Can we all stop talking about how much Sabathia weighs and concentrate on what he does on the diamond? The now 26-year-old put up another stellar 2006, posting a career low 3.22 ERA, but because of terrible run support could only muster 12 wins. The pitch-count issue has gone away, as manager Eric Wedge has made it a point to keep him under wraps early in the season, while allowing him to let loose late. Barring injury, which is true of any ace, there is no reason to think Sabathia will not continue his progress.
Sabathia has been a rock in the Cleveland rotation since coming up in 2001 and going 17-5. He's put up consistent numbers and steadily improved -- dropping his walks per nine innings from 4.74 in 2001 to 2.84 in 2005. Staying healthy has always been the key for Sabathia, who is a big guy and has pitched at or close to 200 innings for five straight seasons. The workload does wear him down, but the nicks and cuts -- like the strained oblique in 2005 -- don't seem to knock him out for long.

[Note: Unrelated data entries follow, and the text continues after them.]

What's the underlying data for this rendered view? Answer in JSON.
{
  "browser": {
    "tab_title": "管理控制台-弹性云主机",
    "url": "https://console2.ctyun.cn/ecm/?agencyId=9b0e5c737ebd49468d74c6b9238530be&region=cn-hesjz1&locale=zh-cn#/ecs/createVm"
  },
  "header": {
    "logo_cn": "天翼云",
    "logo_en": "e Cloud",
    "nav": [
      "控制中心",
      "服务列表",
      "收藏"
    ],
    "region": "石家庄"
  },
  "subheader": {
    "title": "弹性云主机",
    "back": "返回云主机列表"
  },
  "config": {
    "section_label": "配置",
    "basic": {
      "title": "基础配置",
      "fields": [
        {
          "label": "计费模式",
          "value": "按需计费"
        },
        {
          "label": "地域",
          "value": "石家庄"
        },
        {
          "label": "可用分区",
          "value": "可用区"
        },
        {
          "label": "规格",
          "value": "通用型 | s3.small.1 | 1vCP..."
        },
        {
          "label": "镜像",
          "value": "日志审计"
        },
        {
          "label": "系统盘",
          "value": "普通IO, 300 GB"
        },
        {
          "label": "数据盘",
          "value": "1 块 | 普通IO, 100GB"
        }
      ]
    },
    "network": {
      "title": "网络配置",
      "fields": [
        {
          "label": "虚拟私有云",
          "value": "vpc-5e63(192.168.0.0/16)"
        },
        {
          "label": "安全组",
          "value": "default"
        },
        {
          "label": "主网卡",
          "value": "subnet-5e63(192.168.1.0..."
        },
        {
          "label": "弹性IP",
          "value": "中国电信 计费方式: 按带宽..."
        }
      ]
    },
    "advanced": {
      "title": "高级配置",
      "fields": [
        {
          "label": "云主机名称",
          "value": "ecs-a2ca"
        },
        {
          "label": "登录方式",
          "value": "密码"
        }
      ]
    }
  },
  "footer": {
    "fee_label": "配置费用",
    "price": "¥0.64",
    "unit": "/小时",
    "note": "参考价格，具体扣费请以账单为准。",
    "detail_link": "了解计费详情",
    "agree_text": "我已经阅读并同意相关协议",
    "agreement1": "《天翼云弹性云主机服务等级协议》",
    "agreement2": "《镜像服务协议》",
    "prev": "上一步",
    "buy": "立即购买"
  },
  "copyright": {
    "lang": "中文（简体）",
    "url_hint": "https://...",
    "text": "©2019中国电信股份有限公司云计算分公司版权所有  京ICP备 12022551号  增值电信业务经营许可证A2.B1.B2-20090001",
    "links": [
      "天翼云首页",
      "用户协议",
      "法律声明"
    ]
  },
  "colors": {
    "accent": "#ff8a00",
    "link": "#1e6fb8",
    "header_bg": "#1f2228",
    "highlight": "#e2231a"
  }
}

Sabathia, who is a power pitcher and the ace of the Indians staff, lends much of his success in the past couple of years to his improving control. His walks decreased the last two seasons while most of his other stats have stayed about the same. He has also focused more in the past few years of getting more ground ball outs instead of trying to overpower every batter with strikeouts. In 2005, with a more experienced Indians team, Sabathia might be in position to win more games. One bit of caution - Sabathia was sidelined with a shoulder injury in 2004 and carried a high pitch-count burden at a young age. Perhaps he'll avoid significant injury in 2005, but actuarially speaking he's a high-risk pitcher.
Sabathia continues to exceed our expectations, lowering his ERA and WHIP in his third full season. We're still concerned about his workload - he averaged 104.8 pitches per start in 2003, third-highest in the AL (stat courtesy of the Bill James 2004 Handbook), and has thrown 588 innings in his first three years in the league. Sabathia's control improved last year, averaging 3.00 walks per nine innings after giving 3.77 per nine the year before.
Three reasons to be optimistic about Sabathia in 2003 Ė he had a scintillating August and September, posting a 2.90 ERA; he cut down his HR-allowed rate; and he cut his walk rate. Three reasons to be pessimistic about Sabathia in 2003 Ė he pitched 210 innings while turning 22 in July; he struck out considerably fewer batters per nine innings, from 8.5 in 2001 to 6.4 in 2002; he has a questionable off-field lifestyle. The lifestyle concerns and his overall physical fitness have us worried the most.